Waiting for the Lord is always the way ahead when you feel abandoned
Published February 2nd, 2019
Main point summary
When David feels abandoned by the Lord, he prays urgently and with reasons, and his sense of abandonment turns to trust and rejoicing
v How long, O Lord ? Will you w forget me forever?
How long will you x hide your face from me?
How long must I take y counsel in my soul and have sorrow in my heart all the day?
How long shall my enemy be exalted over me?
z Consider and answer me, O Lord my God;
a light up my eyes,
lest b I sleep the sleep of death,
c lest my enemy say, “I have prevailed over him,”
lest my foes rejoice because I am d shaken.
But I have e trusted in your steadfast love;
my heart shall f rejoice in your salvation.
I will sing to the Lord ,
because he has dealt bountifully with me.
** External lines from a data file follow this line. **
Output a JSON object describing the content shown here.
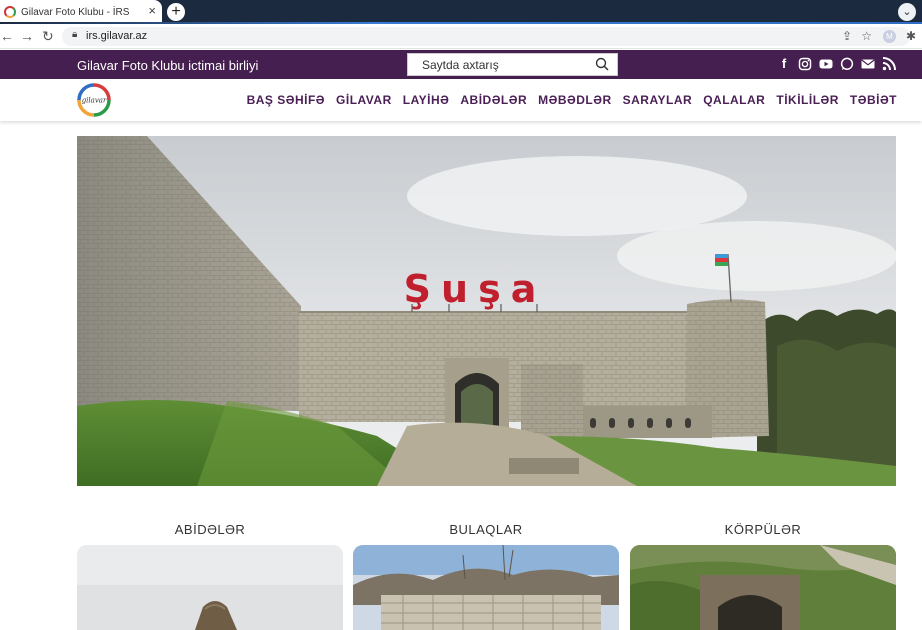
{
  "browser": {
    "tab_title": "Gilavar Foto Klubu - İRS",
    "tab_close": "×",
    "new_tab": "+",
    "tab_menu": "⌄",
    "url": "irs.gilavar.az",
    "profile_letter": "M"
  },
  "site": {
    "brand": "Gilavar Foto Klubu ictimai birliyi",
    "search_placeholder": "Saytda axtarış",
    "social": [
      "facebook-icon",
      "instagram-icon",
      "youtube-icon",
      "whatsapp-icon",
      "mail-icon",
      "rss-icon"
    ],
    "logo_text": "gilavar",
    "menu": [
      "BAŞ SƏHİFƏ",
      "GİLAVAR",
      "LAYİHƏ",
      "ABİDƏLƏR",
      "MƏBƏDLƏR",
      "SARAYLAR",
      "QALALAR",
      "TİKİLİLƏR",
      "TƏBİƏT"
    ],
    "colors": {
      "brand_purple": "#441f4f",
      "menu_text": "#4a1f55",
      "hero_letters": "#c0202e"
    }
  },
  "hero": {
    "sign_text": "Şuşa"
  },
  "categories": [
    {
      "title": "ABİDƏLƏR"
    },
    {
      "title": "BULAQLAR"
    },
    {
      "title": "KÖRPÜLƏR"
    }
  ]
}
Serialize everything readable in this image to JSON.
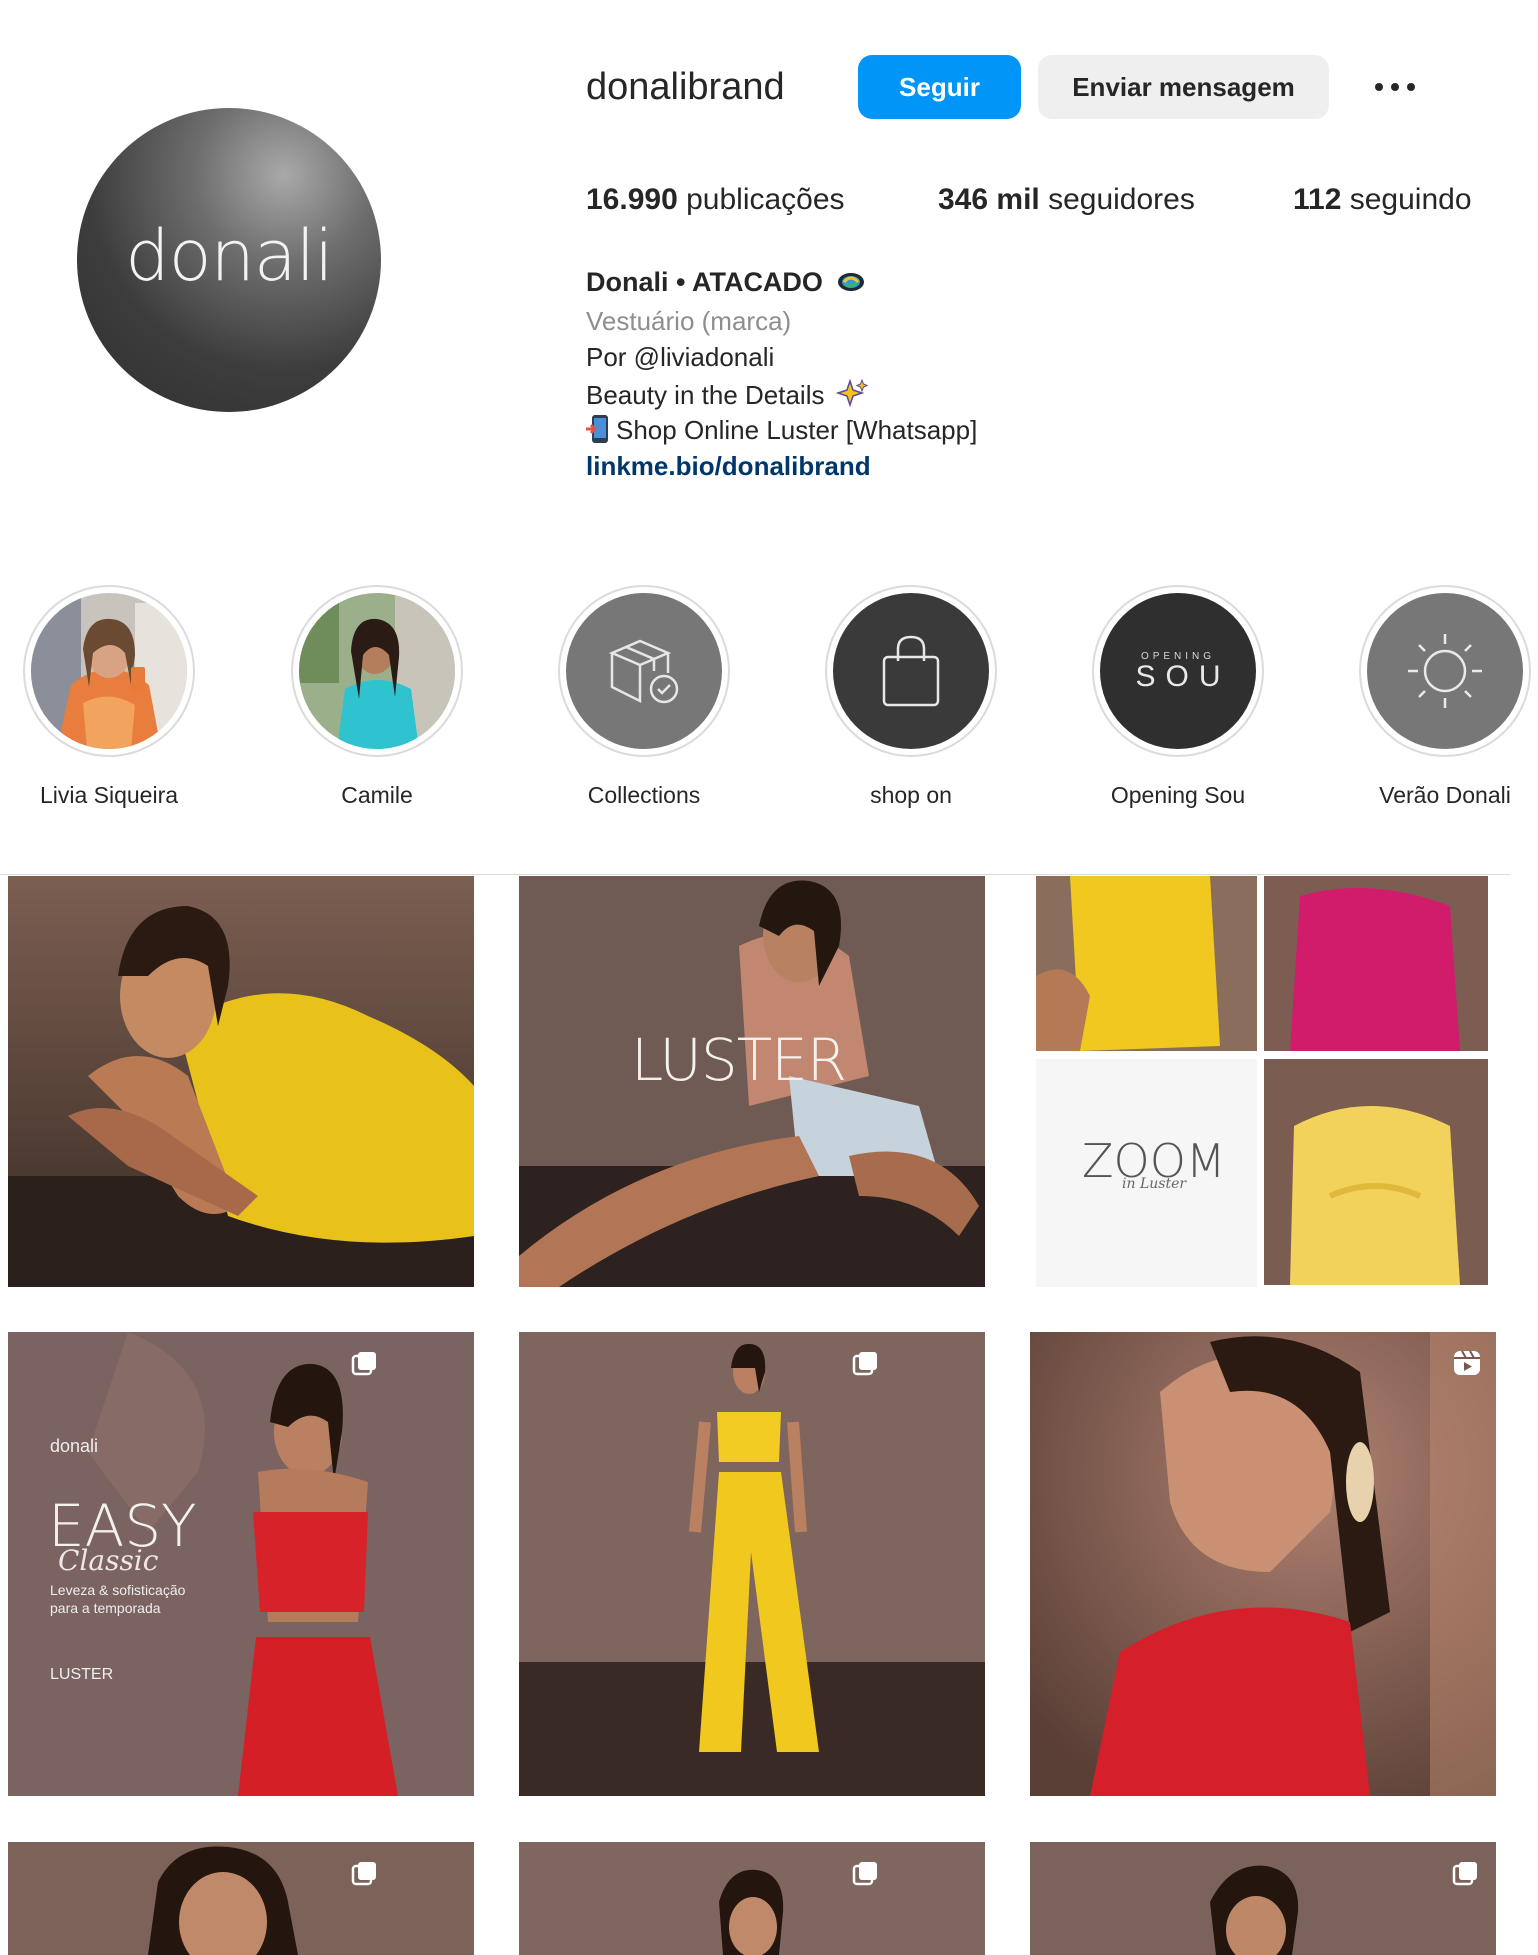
{
  "profile": {
    "avatar_text": "donali",
    "username": "donalibrand",
    "follow_label": "Seguir",
    "message_label": "Enviar mensagem",
    "stats": [
      {
        "value": "16.990",
        "label": "publicações"
      },
      {
        "value": "346 mil",
        "label": "seguidores"
      },
      {
        "value": "112",
        "label": "seguindo"
      }
    ],
    "bio": {
      "name": "Donali • ATACADO",
      "category": "Vestuário (marca)",
      "line1": "Por @liviadonali",
      "line2": "Beauty in the Details",
      "line3": "Shop Online Luster [Whatsapp]",
      "link": "linkme.bio/donalibrand"
    }
  },
  "highlights": [
    {
      "label": "Livia Siqueira",
      "icon": "photo-woman-orange"
    },
    {
      "label": "Camile",
      "icon": "photo-woman-turquoise"
    },
    {
      "label": "Collections",
      "icon": "box-check-icon"
    },
    {
      "label": "shop on",
      "icon": "shopping-bag-icon"
    },
    {
      "label": "Opening Sou",
      "icon": "opening-sou-text",
      "small": "OPENING",
      "big": "SOU"
    },
    {
      "label": "Verão Donali",
      "icon": "sun-icon"
    }
  ],
  "posts": [
    {
      "caption": ""
    },
    {
      "caption": "LUSTER"
    },
    {
      "caption": "ZOOM",
      "sub": "in Luster"
    },
    {
      "caption": "EASY",
      "sub": "Classic",
      "brand": "donali",
      "line1": "Leveza & sofisticação",
      "line2": "para a temporada",
      "footer": "LUSTER"
    },
    {
      "caption": ""
    },
    {
      "caption": ""
    }
  ]
}
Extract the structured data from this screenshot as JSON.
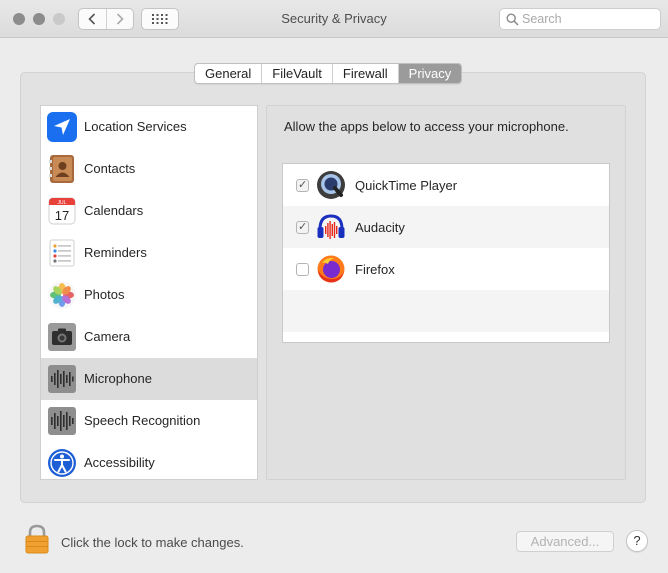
{
  "window": {
    "title": "Security & Privacy"
  },
  "search": {
    "placeholder": "Search"
  },
  "tabs": [
    {
      "label": "General"
    },
    {
      "label": "FileVault"
    },
    {
      "label": "Firewall"
    },
    {
      "label": "Privacy",
      "selected": true
    }
  ],
  "sidebar": {
    "items": [
      {
        "label": "Location Services",
        "icon": "location-arrow-icon"
      },
      {
        "label": "Contacts",
        "icon": "contacts-book-icon"
      },
      {
        "label": "Calendars",
        "icon": "calendar-icon"
      },
      {
        "label": "Reminders",
        "icon": "reminders-list-icon"
      },
      {
        "label": "Photos",
        "icon": "photos-flower-icon"
      },
      {
        "label": "Camera",
        "icon": "camera-icon"
      },
      {
        "label": "Microphone",
        "icon": "microphone-waveform-icon",
        "selected": true
      },
      {
        "label": "Speech Recognition",
        "icon": "speech-waveform-icon"
      },
      {
        "label": "Accessibility",
        "icon": "accessibility-icon"
      }
    ],
    "calendar_month": "JUL",
    "calendar_day": "17"
  },
  "detail": {
    "heading": "Allow the apps below to access your microphone.",
    "apps": [
      {
        "name": "QuickTime Player",
        "checked": true,
        "icon": "quicktime-icon"
      },
      {
        "name": "Audacity",
        "checked": true,
        "icon": "audacity-icon"
      },
      {
        "name": "Firefox",
        "checked": false,
        "icon": "firefox-icon"
      }
    ]
  },
  "footer": {
    "lock_text": "Click the lock to make changes.",
    "advanced_label": "Advanced...",
    "help_label": "?"
  },
  "colors": {
    "window_bg": "#ececec",
    "selected_tab": "#9b9b9b",
    "selected_row": "#dcdcdc",
    "location_blue": "#1a6ff0",
    "lock_orange": "#f0a030"
  }
}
In Psalm 13, David shows that sometimes we will feel as if the Lord has abandoned us. But in those times, we should express our sense of abandonment to the Lord and ask him to reverse it. When we pray such a prayer, it is OK, indeed, it is wise, to reason with the Lord. The expression "How long" seems to imply a commitment and decision to wait for the Lord. What else could we do? Finding satisfaction anywhere else is futile. So Psalm 13 shows that depression and feeling abandoned are legitimate things to bring to the Lord to ask him to reverse, and that waiting for him and not being satisfied with anything else is the way ahead.